This morning’s dive into the world of marketing and advertising news brings a wealth of snippets and titbits to the surface, notably broadcaster Andrew Neil’s spirited defence of his bumper BBC salary, mobile marketers shrug off privacy concerns and Line tipped to give Facebook a run for its money.
Retail Week observes that Morrisons is to significantly ramp up its online offer after concluding an agreement with Ocado for the roll-out of a nationwide fulfilment guarantee for online orders in store at lesser cost to the consumer.
Campaign carries a report from Warc and the Mobile Marketing Association indicating that marketers are optimistic in regards to future growth in marketing budgets for the channel, despite increasing concerns over its impingement on personal privacy.
Ad Week jumps into the driving seat with Mercedes, BMW & Porsche to test drive a new push for driver ‘experiences’. This marks a new trend in offering potential customers more than just four wheels with Porsche for one pairing up individuals to offer an in-house driving instructor for a 90 minute white knuckle ride.
Over at Business Insider comes news of ‘the next big thing’ in messaging, Line, which analysts believe is best placed to challenge Facebook in key markets in Japan and throughout South East Asia courtesy of its innovative ad platform offering marketers cheaper rates.
Elsewhere the BBC reports on a ‘banking revolution’ for the UK in the wake of a two year study conducted by the Competition and Markets Authority which recommends the introduction of new phone-based apps by early 2018, set maximum fees and further efforts to encourage switching.
Reuters states that UK retail spending has bounced back from a post-Brexit dip as the good weather cheered sentiment on the High Street.
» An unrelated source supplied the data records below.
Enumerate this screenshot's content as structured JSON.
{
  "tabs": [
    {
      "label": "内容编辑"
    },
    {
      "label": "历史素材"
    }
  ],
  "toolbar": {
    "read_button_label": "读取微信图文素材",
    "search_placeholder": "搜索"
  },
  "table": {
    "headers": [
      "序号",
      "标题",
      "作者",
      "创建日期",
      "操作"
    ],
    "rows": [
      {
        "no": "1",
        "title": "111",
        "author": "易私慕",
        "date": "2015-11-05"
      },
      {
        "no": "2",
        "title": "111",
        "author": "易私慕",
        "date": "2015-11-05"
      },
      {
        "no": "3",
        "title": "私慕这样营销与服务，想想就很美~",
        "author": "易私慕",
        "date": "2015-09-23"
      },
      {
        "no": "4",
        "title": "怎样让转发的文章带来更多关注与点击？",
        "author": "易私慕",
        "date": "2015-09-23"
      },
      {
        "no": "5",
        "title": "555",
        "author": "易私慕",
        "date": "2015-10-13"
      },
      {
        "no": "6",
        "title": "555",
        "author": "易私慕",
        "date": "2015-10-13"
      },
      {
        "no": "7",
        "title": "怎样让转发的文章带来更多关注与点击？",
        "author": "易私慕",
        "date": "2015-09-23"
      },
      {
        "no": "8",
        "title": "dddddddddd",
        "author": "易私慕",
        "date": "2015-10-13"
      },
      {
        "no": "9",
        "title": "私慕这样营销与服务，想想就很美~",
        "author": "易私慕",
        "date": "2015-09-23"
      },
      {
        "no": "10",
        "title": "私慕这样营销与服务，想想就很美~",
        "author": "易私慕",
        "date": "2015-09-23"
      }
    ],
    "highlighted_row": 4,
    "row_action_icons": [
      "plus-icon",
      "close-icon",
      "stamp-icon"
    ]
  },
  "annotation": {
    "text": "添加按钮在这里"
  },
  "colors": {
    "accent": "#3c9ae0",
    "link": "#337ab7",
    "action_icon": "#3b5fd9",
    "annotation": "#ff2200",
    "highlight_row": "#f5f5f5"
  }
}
Figures published by the British Retail Consortium showed retail spending was 1.9 per cent higher in July, the highest rate of increase for six months.
The Guardian picks up on an admission by BBC political correspondent Andrew Neil who has stated he earns more than the Prime Minister but adds that his workload, including fronting Daily Politics and This Week, make him good value for the broadcaster as it comes under pressure to cut its salary bill.
The broadsheet also prints news of a 28 per cent fall in global earnings at News Corp on the back of further declines in its news and book publishing businesses, despite a strong performance from its real estate classifieds businesses.
The BBC states that 40 per cent of retailers targeted in a sting operation by Trading Standards officers in England were found to be selling e-cigarettes and products to under 18s, sparking calls for tougher enforcement action to be taken.
And lastly TechCrunch returns to Pokemon Go with talk of a new ‘Nearby’ tracking system for the popular app, which purports to track down Pokemon for lazy players, allowing them to identify where monsters are hiding without the need to wander aimlessly.